Davison, 34 and a mother of twins, briefly played professionally after a decorated career at the University of Alabama, and identified that swing on the home hole as a great example of the difference between her game now and what it was when she had the opportunity to practice and compete full-time.
I probably could have [shots like that], but not nearly as prevalent. Some of the shots I hit out there today, they wouldn’t have been on the radar, she said after the match. Maybe on the range, but not like that in competition.
Indeed, golf took a back seat in Davison’s life some years ago. Two years of competing on the Futures Tour, the LPGA’s developmental circuit now known as the Symetra Tour, provided the three-time All-Southeastern Conference player with a dose of reality that her dream of being a professional golfer might not work out as she had envisioned it.
I wanted to give [pro golf] a shot. It was one of those things where I could say I tried. I met a lot of cool people and got to go to some cool places, said Davison. It’s just hard. I wasn’t even really having fun anymore. It’s so much pressure and at some point you just have to realize, you need to either make a living or try to go down this bumpy road, so I decided to go back to school.
Davison stopped competing professionally in 2005 and went on to earn a masters degree in healthcare administration at the University of Alabama-Birmingham. She regained her amateur status in 2008, and quickly showed her prowess on the golf course had not abated, capturing the Louisiana Women’s State Amateur Championship the following year. She would once again step away from competitive golf, however, when she and her husband Steve, who played baseball at Louisiana Tech University, welcomed their son, Joseph, and daughter, Cate.

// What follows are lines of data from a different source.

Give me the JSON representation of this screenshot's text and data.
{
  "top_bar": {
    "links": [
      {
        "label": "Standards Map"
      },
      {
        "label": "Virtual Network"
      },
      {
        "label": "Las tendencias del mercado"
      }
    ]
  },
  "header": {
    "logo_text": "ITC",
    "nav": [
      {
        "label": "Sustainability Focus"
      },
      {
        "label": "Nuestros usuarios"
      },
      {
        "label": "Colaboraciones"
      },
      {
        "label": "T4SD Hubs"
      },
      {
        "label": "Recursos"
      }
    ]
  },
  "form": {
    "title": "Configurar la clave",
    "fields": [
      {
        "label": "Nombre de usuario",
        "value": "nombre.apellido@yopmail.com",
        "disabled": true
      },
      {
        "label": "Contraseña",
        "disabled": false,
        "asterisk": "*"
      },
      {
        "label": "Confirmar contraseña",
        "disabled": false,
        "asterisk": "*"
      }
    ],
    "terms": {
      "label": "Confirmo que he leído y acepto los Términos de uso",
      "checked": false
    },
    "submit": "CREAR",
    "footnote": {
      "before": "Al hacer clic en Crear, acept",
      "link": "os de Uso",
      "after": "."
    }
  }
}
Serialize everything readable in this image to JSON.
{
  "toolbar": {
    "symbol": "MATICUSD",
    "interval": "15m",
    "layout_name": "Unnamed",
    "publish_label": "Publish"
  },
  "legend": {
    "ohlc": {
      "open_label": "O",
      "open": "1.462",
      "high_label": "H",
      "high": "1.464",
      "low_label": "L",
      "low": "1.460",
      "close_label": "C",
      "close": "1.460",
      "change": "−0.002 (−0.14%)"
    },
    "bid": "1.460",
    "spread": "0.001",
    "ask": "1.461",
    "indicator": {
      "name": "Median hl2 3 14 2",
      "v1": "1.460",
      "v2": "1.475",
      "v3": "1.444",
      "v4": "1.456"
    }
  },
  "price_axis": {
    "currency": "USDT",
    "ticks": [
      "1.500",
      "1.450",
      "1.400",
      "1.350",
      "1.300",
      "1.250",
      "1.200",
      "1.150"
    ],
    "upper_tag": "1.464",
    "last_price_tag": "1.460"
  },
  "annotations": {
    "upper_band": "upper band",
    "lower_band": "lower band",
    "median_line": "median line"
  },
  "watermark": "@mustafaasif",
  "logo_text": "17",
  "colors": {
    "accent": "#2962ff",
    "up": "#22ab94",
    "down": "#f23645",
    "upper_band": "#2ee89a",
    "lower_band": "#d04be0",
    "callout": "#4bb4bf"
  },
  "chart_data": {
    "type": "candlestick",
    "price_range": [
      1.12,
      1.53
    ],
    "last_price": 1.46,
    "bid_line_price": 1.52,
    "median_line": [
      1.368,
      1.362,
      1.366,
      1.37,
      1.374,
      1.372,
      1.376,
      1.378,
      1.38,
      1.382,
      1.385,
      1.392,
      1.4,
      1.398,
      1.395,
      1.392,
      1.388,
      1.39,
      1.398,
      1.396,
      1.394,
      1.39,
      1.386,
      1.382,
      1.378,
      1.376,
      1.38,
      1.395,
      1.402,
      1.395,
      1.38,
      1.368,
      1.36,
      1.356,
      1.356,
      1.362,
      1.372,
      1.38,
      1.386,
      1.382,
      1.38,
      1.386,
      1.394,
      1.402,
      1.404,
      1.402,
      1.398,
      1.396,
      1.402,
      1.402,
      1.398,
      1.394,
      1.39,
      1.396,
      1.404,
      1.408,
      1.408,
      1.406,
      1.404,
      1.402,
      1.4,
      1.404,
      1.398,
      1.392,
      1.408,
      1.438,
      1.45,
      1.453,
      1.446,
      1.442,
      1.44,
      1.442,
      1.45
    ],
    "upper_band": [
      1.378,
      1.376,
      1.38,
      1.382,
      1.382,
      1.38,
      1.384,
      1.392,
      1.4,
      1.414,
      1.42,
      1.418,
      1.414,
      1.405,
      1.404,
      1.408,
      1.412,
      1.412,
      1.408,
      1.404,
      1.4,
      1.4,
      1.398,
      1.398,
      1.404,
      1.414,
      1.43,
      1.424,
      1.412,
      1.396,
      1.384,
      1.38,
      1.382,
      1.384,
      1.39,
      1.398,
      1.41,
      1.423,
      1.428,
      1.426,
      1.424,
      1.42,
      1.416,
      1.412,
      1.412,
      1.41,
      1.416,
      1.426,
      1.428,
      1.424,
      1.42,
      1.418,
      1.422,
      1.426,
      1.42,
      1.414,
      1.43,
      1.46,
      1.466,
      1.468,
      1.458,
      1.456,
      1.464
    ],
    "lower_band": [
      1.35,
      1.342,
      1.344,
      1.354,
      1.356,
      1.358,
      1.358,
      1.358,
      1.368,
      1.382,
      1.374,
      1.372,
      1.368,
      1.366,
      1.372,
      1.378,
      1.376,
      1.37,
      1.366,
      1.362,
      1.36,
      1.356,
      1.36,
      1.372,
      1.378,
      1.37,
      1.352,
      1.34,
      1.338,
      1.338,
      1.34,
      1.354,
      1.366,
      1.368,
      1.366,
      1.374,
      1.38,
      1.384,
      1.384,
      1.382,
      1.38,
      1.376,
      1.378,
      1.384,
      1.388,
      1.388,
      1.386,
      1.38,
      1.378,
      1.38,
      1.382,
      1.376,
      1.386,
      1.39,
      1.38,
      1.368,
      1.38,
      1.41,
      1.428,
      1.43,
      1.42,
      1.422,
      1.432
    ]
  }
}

Still not a full-time competitor, the Shreveport, La. native found a way to win her state amateur again in 2013, while also advancing to match play in the U.S. Women’s Mid-Amateur on her first try. Clearly, her natural talent has not evaded her, but with other responsibilities come certain unavoidable limitations
My expectations were a little lower. My chipping is not as good. Anyone can hit it on a green, that really didn’t go away, she observed. It’s just the short game, pretty much. I’m used to getting up and down from 30 or 40 yards and now I’m just saying, hit this shot clean. That’s probably not a good thought.
With her children now old enough to attend school, she is able to practice a few days per week for three or four hours each day, and likes having something to prepare for. Even with limited practice time, Davison, who reached the semifinals of the 1997 U.S. Girls’ Junior before falling to eventual champion Beth Bauer, has found a way to remain competitive, and that’s what she prefers.
It’s fun. I don’t enjoy just going out on a Sunday afternoon and just hitting it around. I want competition, said Davison, who is determined to qualify for next year’s Women’s Mid-Amateur at Squire Creek Country Club in Choudrant, La., where she and her family live on the second hole. I want something to practice for. It’s just fun to for me to put my headphones on and get on the putting green and putt for an hour and know that I have a tournament in two weeks and this 5-footer matters.
Like many of her fellow Women’s Mid-Amateur competitors, Davison has the ultimate goal of winning every time she plays, but has traded golf for other top priorities in her life.
This is fun, it’s not as much pressure. At the end of the day, I’m not happy I lost, but I have a lot to go home to.
Scott Lipsky is the manager of websites and digital platforms at the USGA. Email him at email@example.com.